But Dr Harry Hagopian, a church consultant and international lawyer also said many human rights and advocacy organisations believed human rights abuses were worse in the country under President Abdel Fattah El-Sisi than they were under President Hosni Mubarak, who was ousted in 2011 after twenty years in power.
After Mr Mubarak was ousted Egypt held its first democratic elections, choosing Mohamed Morsi in 2012. He was then ousted in a coup d'etat by former military general El-Sisi in 2013.
Millions took to the streets to protest against Mr Mubarak and his government.
Opinions are divided as to whether the revolution was successful.
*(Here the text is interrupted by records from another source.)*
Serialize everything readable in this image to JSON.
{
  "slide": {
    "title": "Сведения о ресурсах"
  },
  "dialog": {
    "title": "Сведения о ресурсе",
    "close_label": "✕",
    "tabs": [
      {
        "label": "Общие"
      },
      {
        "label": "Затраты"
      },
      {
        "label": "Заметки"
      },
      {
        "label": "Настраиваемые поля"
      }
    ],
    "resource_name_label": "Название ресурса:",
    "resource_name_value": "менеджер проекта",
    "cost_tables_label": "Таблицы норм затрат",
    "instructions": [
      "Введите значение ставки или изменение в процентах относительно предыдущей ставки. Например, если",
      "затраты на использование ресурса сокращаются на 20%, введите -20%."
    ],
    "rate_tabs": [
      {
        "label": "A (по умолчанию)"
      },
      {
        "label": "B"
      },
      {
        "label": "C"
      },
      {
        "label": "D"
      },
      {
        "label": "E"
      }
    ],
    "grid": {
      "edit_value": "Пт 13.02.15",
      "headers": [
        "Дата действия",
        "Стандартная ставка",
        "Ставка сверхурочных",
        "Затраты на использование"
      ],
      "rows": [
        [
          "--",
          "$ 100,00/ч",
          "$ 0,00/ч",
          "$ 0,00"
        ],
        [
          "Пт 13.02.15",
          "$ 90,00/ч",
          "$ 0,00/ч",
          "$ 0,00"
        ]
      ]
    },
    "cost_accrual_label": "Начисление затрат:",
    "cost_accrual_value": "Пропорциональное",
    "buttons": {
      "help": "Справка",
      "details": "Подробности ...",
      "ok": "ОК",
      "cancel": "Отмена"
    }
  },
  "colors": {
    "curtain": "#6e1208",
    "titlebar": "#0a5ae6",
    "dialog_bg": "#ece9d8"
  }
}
Some say it was vital to stop human rights abuses and bring democratic power and freedom to people.
Others say Egypt's economy was severely destabilised because of it and it hasn't recovered since, and that human rights abuses are even worse than before.
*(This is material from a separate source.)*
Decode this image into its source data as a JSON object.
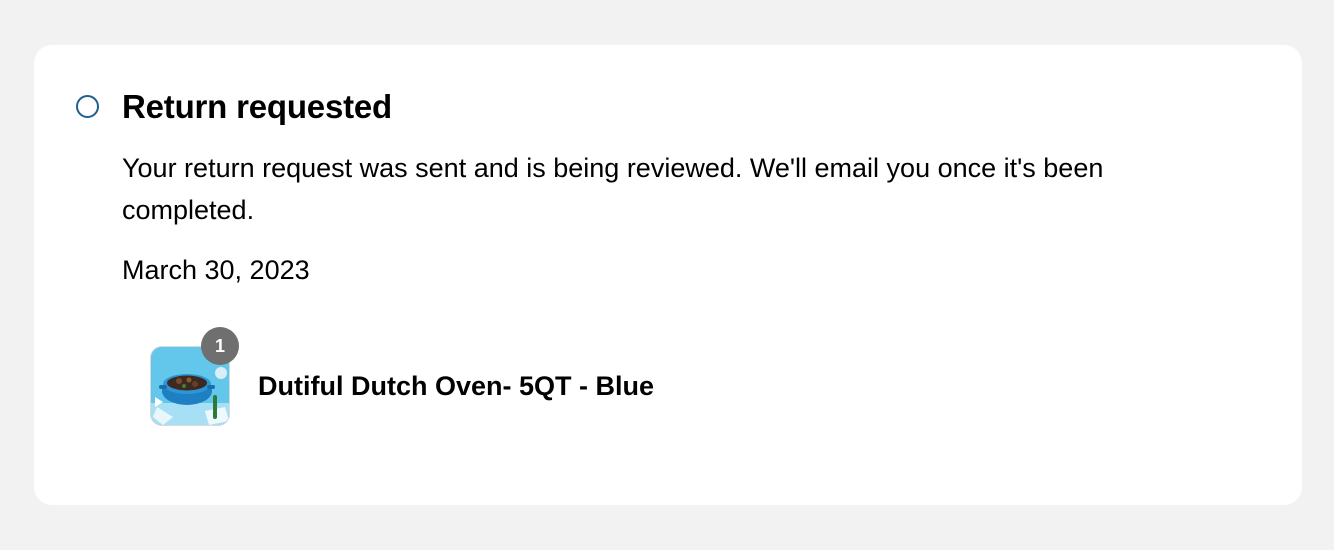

Mr Hagopian told Premier's News Hour: "Civil society, representatives and NGOs and human rights organisations are saying that freedom and liberties are worse now than they were even five years ago under Mubarak.
"The Coptic Orthodox Pope Tawadros II as well as the Mufti of al-Azhar have come out in support of what happened in Egypt now, and are supportive with the regime and with the situation at the moment.
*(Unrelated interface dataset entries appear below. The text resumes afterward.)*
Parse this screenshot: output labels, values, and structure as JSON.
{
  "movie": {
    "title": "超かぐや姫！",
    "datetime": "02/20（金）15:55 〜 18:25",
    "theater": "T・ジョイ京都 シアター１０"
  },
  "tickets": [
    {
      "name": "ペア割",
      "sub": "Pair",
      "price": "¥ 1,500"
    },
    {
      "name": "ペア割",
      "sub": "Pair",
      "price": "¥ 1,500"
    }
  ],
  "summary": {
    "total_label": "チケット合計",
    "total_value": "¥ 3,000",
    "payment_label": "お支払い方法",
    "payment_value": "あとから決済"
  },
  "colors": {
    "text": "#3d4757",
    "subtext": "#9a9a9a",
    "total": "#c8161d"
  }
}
"There are more people who're saying 'we need the stability, even if it means buckling under and shackling ourselves'.
"The Christian communities by and large in the region have often wanted to protect themselves under the shade of the ruler."
Listen to Premier's Antony Bushfield speaking to Dr Harry Hagopian on the News Hour: